Spain HRT 0pts (12th)
22 Spain Pedro de la Rosa 0pts (24th)
Best Result: 17th (Europe)
23 India Narain Karthikeyan 0pts (23rd)
Best Result: 15th (Monaco)


HRT, for the second season running, turned up to the first race in Australia with a new car that had not been tested, then failed to get either driver within the 107% time during qualifying, and were not allowed to race. To do that once, could be considered misfortunate, but to do it twice, one must ask questions as to what they are doing in the sport.

The team missed the mid-season test in Mugello because they were moving factory to Madrid (not ideal timing one might argue) and both cars retired from the race in Canada before completing a third of the distance because the brakes were not good enough. A proper omnishambles.

At least the drivers have been consistent. Narain Karthikeyan has managed to clock the slowest lap in all but three of the eleven qualifying sessions this season.

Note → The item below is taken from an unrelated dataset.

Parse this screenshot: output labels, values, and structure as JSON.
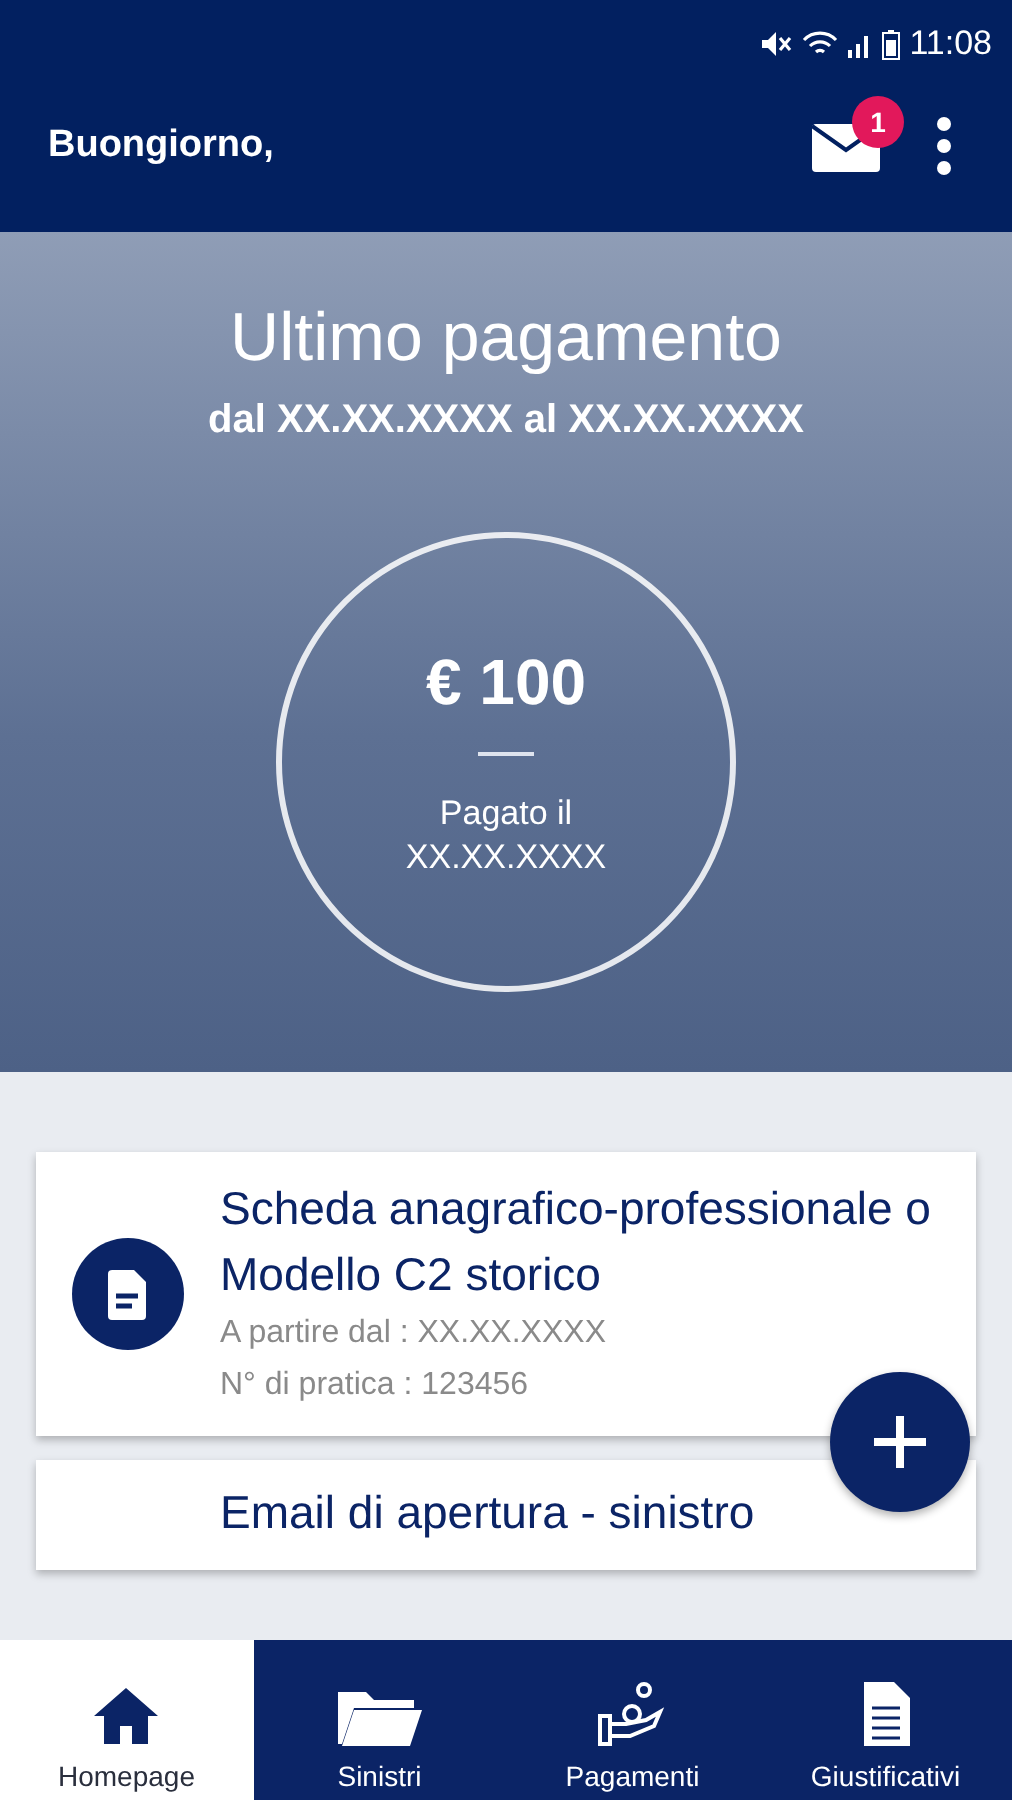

He would have achieve the dubious honour of being slowest in all of them if it was not for problems for Charles Pic on two of the Saturdays, and Jenson Button falling foul of wet weather in another.

Pedro de la Rosa, the second-oldest driver in the field, made an interesting decision to join this team. True, he is now a Spanish driver within the only Spanish team on the grid, but lapping at the back of the field race after race must be draining. He has comprehensively out-qualified and out-raced Karthikeyan, although that may not be the most impressive of achievements, but he cannot do much more in such an uncompetitive car.